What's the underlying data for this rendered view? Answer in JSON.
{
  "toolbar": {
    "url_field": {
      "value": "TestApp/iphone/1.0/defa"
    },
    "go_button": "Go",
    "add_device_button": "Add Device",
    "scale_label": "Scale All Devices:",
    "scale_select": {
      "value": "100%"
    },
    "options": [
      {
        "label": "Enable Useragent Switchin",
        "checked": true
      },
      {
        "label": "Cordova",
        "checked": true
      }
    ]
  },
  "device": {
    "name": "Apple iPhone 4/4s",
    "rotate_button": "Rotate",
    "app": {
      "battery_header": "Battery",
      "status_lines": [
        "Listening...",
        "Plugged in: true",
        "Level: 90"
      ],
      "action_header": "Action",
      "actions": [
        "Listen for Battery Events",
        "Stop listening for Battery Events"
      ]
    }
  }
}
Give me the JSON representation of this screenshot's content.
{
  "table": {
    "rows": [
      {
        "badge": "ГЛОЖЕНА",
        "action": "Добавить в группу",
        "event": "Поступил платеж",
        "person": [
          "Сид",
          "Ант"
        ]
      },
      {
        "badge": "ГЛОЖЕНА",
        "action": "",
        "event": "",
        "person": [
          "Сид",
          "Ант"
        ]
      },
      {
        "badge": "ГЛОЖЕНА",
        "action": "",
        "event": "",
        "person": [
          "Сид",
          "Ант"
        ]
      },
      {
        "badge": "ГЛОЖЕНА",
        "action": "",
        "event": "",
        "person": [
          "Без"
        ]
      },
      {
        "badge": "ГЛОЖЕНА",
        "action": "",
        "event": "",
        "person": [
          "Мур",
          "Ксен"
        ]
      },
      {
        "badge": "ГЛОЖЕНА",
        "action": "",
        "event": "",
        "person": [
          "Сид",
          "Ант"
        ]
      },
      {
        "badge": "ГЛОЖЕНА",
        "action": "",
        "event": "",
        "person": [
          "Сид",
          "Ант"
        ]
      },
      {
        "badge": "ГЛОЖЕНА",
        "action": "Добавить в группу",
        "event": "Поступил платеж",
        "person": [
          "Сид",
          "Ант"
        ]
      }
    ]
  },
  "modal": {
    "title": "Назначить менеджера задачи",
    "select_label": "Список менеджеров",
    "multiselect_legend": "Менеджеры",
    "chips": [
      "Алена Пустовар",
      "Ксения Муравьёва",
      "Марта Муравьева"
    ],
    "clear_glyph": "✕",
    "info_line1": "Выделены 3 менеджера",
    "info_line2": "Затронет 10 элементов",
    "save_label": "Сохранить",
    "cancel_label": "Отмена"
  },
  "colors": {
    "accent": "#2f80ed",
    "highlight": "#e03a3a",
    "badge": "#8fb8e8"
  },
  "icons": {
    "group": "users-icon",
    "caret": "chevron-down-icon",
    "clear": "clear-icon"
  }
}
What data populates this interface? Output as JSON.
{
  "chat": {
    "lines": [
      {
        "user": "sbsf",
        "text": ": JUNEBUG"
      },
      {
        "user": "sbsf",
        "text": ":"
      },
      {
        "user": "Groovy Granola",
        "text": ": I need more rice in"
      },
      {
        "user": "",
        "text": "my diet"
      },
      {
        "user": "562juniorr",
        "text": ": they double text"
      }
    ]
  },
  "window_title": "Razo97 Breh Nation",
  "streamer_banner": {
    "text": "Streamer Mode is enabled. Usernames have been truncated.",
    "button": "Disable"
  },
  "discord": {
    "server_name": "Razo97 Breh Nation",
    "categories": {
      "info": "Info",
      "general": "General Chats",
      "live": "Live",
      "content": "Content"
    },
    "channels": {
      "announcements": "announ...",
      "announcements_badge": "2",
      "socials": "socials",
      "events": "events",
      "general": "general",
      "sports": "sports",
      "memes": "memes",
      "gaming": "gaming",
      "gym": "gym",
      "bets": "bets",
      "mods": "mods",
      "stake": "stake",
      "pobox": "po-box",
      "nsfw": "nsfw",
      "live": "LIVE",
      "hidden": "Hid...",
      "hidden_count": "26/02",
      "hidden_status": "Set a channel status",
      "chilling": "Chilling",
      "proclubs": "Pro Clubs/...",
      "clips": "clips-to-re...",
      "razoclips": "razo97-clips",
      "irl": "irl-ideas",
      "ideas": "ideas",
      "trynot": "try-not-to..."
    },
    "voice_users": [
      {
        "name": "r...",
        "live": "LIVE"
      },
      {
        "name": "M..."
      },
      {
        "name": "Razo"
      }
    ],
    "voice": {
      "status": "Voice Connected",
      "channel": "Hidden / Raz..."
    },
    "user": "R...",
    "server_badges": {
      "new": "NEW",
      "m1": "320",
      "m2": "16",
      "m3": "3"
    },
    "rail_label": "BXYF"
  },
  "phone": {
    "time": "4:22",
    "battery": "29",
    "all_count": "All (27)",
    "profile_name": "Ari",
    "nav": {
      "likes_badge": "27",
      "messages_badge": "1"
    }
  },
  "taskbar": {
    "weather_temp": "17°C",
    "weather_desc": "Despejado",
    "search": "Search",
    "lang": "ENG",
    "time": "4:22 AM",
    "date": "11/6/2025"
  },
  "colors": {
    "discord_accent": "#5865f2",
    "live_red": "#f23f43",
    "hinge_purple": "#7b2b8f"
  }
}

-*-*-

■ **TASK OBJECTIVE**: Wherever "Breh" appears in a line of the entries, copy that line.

■ **EXERCISE RESULT**:
  "window_title": "Razo97 Breh Nation",
    "server_name": "Razo97 Breh Nation",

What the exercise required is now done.